Ketamine Can Help Fight Depression, New Study Reveals

Recently, a new research done in mice showed that ketamine, a medication mainly used for starting and maintaining anesthesia for an extended period of time, can easily alter circuits present in our brain, which in turn can quickly redress symptoms linked to depression.

Of course, this has already been proven before, with studies showing that ketamine can help reduce the severe symptoms of early major depressive disorders, such as the increase of suicidal thoughts. As great as this sounds, however, the researchers are still highly unsure of its long-term effects, or how effective is it really in “fighting” depression in the brain, or even how it does it in the first place.

Because of this, a team of investigators recently teamed up and attempted to understand it more and its effects in the brain through mouse models. The team was composed of researchers from the University of Tokyo in Japan, Stanford University in California and New York’s very own Weill Cornell Medicine, collectively.

To find out how it works in the brain, as well as understand the mechanism that helps reduce the symptoms of the mental illness, the researchers examined the mice, especially ones that show behavior indicative of the illness in question.

Specifically, the team focused on dendritic spines, which are small protrusions on dendrites. By definition, these dendrites are extensions of brain cells, which work by communicating among themselves. These spines then are the ones that “receive” the stimuli from other neurons. They then found out that the mice demonstrating depressive-like behaviors lost dendrites more significantly than the mice that do not exhibit such behavior.

“Ketamine is a potentially transformative treatment for depression, but one of the major challenges associated with this drug is sustaining recovery after the initial treatment,” Dr. Conor Liston said.

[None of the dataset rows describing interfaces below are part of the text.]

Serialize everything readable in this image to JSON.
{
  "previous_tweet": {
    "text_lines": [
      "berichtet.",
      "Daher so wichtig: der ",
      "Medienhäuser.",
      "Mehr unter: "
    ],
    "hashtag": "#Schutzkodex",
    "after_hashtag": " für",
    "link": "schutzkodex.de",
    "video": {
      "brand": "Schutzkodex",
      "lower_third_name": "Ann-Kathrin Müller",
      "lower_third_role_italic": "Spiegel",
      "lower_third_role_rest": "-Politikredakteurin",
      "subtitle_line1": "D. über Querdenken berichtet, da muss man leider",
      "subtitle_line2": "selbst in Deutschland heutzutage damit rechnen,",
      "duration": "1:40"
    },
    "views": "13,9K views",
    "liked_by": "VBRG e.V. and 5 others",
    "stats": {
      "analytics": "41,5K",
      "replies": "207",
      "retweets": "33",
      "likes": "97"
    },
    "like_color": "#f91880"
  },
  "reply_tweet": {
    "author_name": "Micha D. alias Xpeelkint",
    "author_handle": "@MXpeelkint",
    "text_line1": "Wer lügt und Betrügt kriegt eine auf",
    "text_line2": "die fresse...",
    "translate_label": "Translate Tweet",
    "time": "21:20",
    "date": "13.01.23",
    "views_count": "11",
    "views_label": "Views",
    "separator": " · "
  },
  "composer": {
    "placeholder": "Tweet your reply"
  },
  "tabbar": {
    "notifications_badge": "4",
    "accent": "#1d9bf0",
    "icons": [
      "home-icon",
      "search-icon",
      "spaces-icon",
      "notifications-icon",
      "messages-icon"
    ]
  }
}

“Ketamine is the first new antidepressant medication with a novel mechanism of action since the 1980s. Its ability to rapidly decrease suicidal thoughts is already a fundamental breakthrough,” Dr. Janine Simmons, who explained the significance of the ketamine research, said. She also leads the National Institute of Mental Health’s Social and Affective Neuroscience Program, but she did not contribute to the study.